When I was pregnant, my husband told me he wanted to tell his mother. After much thought, I asked him not to. It appears that he hasn’t contacted his mother since then. His sister, who doesn’t get along with my husband, visits their mother every weekend with her child.

Should I tell my mother-in-law about our child? I know that not doing so may be seen as ignoring social norms, but I want nothing to do with her.

— E, Kanagawa Prefecture

Dear Ms. E:

I believe your in-laws are becoming more discontented with you and your husband, so it may take time to return to a normal visiting relationship.

Having said that, you did marry a man codependent with his parents in his middle age. You must have anticipated that something like this might happen.

Had you turned the other cheek and brushed off whatever your mother-in-law said to you, things might be different. However, given your young age, an outcome like this may have been unavoidable.

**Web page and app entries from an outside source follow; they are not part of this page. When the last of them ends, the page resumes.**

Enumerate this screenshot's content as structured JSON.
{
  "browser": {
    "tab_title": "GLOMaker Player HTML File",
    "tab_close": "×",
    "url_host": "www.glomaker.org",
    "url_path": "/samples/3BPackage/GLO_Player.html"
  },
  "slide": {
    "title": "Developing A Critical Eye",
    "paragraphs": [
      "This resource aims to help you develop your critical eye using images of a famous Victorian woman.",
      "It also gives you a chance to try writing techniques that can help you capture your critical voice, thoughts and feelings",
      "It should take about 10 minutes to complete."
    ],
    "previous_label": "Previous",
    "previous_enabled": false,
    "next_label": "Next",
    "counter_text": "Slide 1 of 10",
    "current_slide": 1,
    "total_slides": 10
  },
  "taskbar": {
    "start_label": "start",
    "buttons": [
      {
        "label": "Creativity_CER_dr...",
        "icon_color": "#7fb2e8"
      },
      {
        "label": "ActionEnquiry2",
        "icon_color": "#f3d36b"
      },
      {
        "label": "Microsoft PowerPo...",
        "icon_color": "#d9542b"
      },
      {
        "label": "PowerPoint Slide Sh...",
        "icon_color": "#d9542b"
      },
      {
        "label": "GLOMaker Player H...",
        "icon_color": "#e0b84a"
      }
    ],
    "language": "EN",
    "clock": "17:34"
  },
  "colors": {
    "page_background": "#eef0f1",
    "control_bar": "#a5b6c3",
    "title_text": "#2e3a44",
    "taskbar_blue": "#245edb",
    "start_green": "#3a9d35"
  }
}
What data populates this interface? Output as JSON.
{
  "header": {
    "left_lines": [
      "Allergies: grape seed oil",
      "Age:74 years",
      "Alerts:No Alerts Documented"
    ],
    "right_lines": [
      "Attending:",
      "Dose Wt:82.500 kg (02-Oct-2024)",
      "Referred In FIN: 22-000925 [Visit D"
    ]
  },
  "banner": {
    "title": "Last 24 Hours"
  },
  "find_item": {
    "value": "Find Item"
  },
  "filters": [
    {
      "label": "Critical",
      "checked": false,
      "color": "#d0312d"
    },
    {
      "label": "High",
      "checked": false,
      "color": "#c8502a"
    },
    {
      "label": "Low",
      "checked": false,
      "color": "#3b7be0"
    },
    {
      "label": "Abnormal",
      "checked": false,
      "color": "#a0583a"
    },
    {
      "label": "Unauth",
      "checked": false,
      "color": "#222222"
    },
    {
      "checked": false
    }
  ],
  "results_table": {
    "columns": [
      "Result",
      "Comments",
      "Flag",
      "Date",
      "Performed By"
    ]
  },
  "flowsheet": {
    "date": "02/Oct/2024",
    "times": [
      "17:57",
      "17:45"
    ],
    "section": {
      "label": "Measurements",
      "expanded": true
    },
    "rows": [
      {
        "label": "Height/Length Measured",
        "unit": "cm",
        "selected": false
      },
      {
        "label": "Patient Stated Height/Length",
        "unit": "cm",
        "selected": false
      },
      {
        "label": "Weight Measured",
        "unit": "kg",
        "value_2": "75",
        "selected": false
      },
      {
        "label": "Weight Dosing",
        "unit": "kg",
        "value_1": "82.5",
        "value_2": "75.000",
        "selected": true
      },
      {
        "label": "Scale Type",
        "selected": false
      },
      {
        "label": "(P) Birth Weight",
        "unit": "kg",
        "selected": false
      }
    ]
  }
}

After much contemplation, you made the decision not to tell your mother-in-law about the birth of her grandchild. From her perspective, it’s terrible, but your husband must have realized how deeply it worried you. I don’t know if he actually did cut off contact with his mother, but he must have realized that he would be in an awkward position.

A severed family relationship can often be reconciled in unexpected ways. Illness, an accident, or some other event may compel them to set aside previous conflicts and confront the issue.

If you want to come to terms with your in-laws before such a situation arises, consider writing a letter to your mother-in-law to apologize for not being in touch. Can you do it?

You’ll be fine if you’re willing to take that step. Regardless of what she might think, the important thing is to show that you’re truly willing to reach out.

— Hazuki Saisho, writer